Today marks the Sabbath before Passover, which in Hebrew is called the Shabbat HaGadol, or “the Great Shabbat.”
To understand the significance, we must go back to the Book of Exodus where the Jewish people were commanded by Moses to obtain a lamb for sacrifice and tie it to their bedposts on the Sabbath, just before Passover. The lamb was to live in their house for four days. Of course the family would begin to consider it a part of the family and the sacrifice would become more difficult (Exodus 12:6).
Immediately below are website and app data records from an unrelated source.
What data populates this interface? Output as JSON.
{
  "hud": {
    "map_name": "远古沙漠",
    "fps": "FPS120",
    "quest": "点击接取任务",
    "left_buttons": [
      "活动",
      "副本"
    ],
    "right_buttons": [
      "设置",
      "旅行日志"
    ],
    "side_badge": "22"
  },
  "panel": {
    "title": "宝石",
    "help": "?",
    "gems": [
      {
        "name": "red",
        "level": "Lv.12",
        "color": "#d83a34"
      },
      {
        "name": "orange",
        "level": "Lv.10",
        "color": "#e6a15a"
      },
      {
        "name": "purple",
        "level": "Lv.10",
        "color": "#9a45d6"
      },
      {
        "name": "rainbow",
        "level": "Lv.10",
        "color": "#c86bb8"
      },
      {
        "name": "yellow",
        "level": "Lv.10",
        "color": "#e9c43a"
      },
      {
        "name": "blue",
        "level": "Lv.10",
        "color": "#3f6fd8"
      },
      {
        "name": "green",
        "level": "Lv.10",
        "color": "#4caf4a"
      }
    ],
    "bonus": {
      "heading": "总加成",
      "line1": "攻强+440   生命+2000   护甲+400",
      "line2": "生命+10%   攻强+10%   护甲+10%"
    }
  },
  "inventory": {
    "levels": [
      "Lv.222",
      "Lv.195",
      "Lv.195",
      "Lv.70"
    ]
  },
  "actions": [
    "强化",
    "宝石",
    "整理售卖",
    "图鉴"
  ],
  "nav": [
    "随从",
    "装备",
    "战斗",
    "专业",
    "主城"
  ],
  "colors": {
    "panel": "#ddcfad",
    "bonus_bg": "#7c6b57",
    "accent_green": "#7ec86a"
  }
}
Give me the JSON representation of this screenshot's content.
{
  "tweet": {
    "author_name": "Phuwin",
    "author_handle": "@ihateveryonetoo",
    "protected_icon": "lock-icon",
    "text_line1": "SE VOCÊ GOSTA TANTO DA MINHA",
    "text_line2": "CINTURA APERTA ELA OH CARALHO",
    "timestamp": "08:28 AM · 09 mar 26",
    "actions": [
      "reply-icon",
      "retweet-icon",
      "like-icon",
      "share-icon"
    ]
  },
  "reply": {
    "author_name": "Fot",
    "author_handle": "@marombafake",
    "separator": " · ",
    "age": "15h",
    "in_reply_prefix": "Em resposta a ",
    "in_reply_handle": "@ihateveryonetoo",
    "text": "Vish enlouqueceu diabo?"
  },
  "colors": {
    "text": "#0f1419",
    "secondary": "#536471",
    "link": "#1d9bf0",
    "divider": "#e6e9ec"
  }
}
When the Egyptians saw the Jewish people setting aside their lambs, they wanted to know what they were doing with them. The Jewish people told them the lambs were a Passover offering to God who would kill the firstborn Egyptians. Because the sheep was one of the major Egyptian gods, it was a miracle that the Jewish people were allowed to take lambs from among the Egyptians, especially when it was explained that the Egyptian firstborns would be destroyed.
When the Egyptian firstborns heard this news, they begged their fathers and Pharoah to let the Israelites go, but their request was denied. As a result, civil war broke out among the Egyptians in which many were killed.
Later in history, during the time of the Temple in Jerusalem, the lamb was selected four days before Passover so that worshippers could be certain their lambs were without blemish, according to Exodus 12:5—otherwise their offering could be rejected. This reminds us of the Messiah, who was called the “Lamb of God” and was without blemish.
Watch for articles and recipes this week about Passover.